The River Show ABC
Credit: Mario Perez/ABC

ABC’s The River has garnered about as much positive buzz as any midseason show, which is to say it’s been received about ten times better than 90 percent of fall’s offerings. That’s promising. More promising? The show’s executive producers Zack Estrin and Michael Green have a collective knowledge and appreciation for so-called genre television that has well-prepared them for the impending trek down The River. And they want you to feel ready for the journey, too.

So here’s their advice and a (spoiler-free!) preview of what’s to come as you gear up for the ride:


The general consensus? The River is scary. Be ready for that. But the show is, as Green says, nothing you should lose sleep over. “We were definitely going for a roller coaster, meaning a thrill ride that you know you’ll be safe on and you’ll have fun going on — not a car accident that you want to avoid,” he says. “And we equate the torture porn — Hostel/Saw kind of movies — as a car accident we would avoid at all costs.” It’s more Poltergeist than Saw, assesses Estrin. “But you know what else do I think is important to know? Don’t watch it alone,” he says.


As fans of so-called genre-TV themselves, Estrin and Green know viewers often feel burned when answers are sacrificed to the cancellation gods, but, says Estrin, it’s no time to give up the quest for a show that will stick. “There’s been a lot of genre fans who feel jilted [when] other shows — whether it be V or Flash Forward or any of these other things — that have had shorter lives than hoped. So quite often they will approach a show already angry that something bad’s going to happen,” says Estrin. “We’ve even seen on the boards, people are [saying], ‘I’m not going to watch this simply because ABC was mean to F Troop in 19-whatever.’ We have had such an amazing experience with the new regime at ABC, who was so completely supportive of taking these kind of big risks. I really think it’s a new era of TV and fans have a lot to be excited for.” Adds Green: “[The network] wants this to work, so maybe they have 20 million friends they can bring.”


8 hours = a day at work; four movies; or a Sex and the City marathon on E! In the realm of 22-episode network TV, this isn’t, comparatively, a huge commitment.
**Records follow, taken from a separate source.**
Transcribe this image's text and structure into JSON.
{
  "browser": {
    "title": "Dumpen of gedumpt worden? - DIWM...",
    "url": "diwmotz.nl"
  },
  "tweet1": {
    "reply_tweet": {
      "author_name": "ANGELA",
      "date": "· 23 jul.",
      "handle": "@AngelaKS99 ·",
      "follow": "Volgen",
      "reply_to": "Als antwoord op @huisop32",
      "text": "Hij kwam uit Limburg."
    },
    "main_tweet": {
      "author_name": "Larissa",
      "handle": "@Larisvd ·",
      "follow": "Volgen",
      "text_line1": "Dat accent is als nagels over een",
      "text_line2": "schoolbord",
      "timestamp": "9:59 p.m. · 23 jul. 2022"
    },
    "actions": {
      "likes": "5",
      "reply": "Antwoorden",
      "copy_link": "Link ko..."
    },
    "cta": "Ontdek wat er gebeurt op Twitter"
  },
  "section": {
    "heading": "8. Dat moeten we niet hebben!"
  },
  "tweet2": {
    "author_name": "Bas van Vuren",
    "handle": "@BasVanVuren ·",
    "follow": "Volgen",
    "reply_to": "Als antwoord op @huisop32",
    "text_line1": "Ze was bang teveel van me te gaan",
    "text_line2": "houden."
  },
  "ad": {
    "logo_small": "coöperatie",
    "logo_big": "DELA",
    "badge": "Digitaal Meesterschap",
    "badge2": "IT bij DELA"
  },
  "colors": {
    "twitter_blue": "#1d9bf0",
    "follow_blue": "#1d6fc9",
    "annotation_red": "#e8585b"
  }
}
Estrin says this truncated season and cable model approach is just what they were hoping for. “I think what’s fantastic is that networks now are sort of looking at the cable model and thinking that there’s something to that,” he says. “If it’s just tune-out TV, you can certainly do 22 [episodes] because you know that there’s a good guy and a bad guy, and someone’s going to be caught at the end. You don’t need to think about it, so you can tune in for however many you want to. But if you’re doing these kinds of shows, I think doing limited runs like cable does — like Walking Dead, that’s proven to be a big success — people are willing to give it their all for a short amount of time and then go away and come back with anticipation.”


Lost‘s six-season run was, admittedly, filled with creative peaks and valleys. And as fans of the series, Estrin and Green have given much thought to the lessons that lie in both. “The biggest lesson for me is that fans of genre television have gotten so good at watching genre television that we get to make more and better genre television. They’ve proven to networks and studios who have to pay for all this that people respond better when the shows are better and that they watch the show leaning forward, with their intelligence turned on,” he says. “There was a lot of assumption early on that people liked to watch television passively, and genre television watchers and fans of Lost and shows like it have just done a tremendous service by saying, ‘No, no, no, we are watching with our whole hearts open, and we want our attention to be rewarded with experience.'” For Estrin, the biggest take-away was the importance of pay off. “One of the things that we are definitely both hyper-sensitive of is that we’re not going to be dragging out one question for six years of television. The question of ‘Where is Emmett Cole?’ is not THE question of the series, it’s just the first question,” he says. “The show is called The River, after all; it’s not called The Search for Emmett Cole. There’s much bigger things out there than the first thing we’re asking you this season.”


“Our staff writer actually worked on The Killing, so she came into this saying, ‘Hey guys, whatever you do, don’t do what we did at the end of The Killing,'” Estrin says with a chuckle. “So we certainly took that to heart. We’re not going to leave everybody hanging.” In fact, he says, the end of the season, “is simply bats–t crazy.”

(Marc Snetiker contributed to this report.)